*** Raw data ***

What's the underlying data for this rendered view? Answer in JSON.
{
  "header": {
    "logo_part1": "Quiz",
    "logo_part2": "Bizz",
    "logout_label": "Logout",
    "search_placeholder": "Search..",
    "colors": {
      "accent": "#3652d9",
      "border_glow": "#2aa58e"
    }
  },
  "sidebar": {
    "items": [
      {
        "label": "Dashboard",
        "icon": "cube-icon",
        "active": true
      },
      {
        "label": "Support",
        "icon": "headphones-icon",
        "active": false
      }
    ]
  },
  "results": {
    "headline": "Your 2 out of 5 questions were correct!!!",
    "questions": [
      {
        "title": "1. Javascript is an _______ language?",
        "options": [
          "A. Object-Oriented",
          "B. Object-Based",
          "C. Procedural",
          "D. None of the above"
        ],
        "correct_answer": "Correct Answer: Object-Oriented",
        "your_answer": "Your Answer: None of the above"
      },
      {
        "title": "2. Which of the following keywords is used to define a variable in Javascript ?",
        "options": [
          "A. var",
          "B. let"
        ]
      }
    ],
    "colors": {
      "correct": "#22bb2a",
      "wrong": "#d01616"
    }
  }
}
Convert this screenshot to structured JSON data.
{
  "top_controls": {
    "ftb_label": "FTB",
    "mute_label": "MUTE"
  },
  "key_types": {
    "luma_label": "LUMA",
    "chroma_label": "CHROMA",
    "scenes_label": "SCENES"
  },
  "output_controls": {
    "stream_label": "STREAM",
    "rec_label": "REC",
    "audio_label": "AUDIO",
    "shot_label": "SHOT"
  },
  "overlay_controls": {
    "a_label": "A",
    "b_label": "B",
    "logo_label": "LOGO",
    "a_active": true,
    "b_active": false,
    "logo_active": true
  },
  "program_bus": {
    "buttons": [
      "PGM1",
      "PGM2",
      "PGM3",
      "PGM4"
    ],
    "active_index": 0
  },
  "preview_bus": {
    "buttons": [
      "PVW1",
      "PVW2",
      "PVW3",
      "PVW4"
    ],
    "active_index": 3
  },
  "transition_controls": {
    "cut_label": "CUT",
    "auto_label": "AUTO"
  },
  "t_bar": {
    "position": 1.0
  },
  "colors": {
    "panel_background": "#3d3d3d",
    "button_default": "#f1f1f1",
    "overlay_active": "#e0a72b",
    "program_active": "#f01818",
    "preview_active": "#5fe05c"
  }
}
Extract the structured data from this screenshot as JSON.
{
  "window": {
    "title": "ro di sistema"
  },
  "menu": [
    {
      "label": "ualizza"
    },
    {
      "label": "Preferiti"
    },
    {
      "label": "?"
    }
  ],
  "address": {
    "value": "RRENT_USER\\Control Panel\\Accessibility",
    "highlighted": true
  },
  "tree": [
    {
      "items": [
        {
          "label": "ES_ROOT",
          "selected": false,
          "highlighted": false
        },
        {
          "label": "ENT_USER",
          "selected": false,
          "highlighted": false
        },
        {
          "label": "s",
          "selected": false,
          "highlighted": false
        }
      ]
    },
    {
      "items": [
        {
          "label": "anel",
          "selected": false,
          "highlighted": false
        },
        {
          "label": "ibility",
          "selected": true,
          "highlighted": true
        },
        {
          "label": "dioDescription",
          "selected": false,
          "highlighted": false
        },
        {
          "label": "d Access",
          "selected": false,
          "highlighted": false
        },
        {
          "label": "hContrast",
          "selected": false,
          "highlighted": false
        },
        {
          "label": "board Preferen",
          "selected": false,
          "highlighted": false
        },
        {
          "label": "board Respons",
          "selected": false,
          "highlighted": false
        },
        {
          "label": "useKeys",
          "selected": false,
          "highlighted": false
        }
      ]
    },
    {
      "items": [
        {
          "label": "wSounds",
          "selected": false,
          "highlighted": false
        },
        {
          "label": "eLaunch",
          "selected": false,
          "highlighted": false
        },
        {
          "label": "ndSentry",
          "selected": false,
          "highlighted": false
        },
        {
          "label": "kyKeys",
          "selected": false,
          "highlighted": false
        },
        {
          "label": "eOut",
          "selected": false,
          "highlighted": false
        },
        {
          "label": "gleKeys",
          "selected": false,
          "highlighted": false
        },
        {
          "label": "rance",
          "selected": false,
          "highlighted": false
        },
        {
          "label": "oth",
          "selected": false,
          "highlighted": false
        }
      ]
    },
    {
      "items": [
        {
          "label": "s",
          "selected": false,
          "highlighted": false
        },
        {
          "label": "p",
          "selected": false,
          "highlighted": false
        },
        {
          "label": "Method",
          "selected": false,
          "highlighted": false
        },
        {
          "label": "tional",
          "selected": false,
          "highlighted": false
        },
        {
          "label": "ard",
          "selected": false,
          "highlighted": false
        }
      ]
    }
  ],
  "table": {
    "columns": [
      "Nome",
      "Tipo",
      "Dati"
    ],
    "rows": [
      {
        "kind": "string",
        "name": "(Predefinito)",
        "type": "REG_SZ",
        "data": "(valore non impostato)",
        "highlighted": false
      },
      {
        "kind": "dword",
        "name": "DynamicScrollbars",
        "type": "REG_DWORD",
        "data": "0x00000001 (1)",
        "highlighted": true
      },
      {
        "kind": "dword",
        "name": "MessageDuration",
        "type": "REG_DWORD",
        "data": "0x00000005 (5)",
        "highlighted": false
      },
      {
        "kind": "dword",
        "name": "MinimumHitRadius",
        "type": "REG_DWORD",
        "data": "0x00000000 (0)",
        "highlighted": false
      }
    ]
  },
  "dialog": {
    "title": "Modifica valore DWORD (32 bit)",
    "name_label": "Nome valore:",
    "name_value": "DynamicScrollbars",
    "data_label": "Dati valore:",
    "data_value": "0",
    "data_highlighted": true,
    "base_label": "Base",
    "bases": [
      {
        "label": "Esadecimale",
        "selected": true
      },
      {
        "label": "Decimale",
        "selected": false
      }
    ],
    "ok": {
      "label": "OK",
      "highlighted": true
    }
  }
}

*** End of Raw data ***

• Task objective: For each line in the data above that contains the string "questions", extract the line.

• Output for this task:
    "headline": "Your 2 out of 5 questions were correct!!!",
    "questions": [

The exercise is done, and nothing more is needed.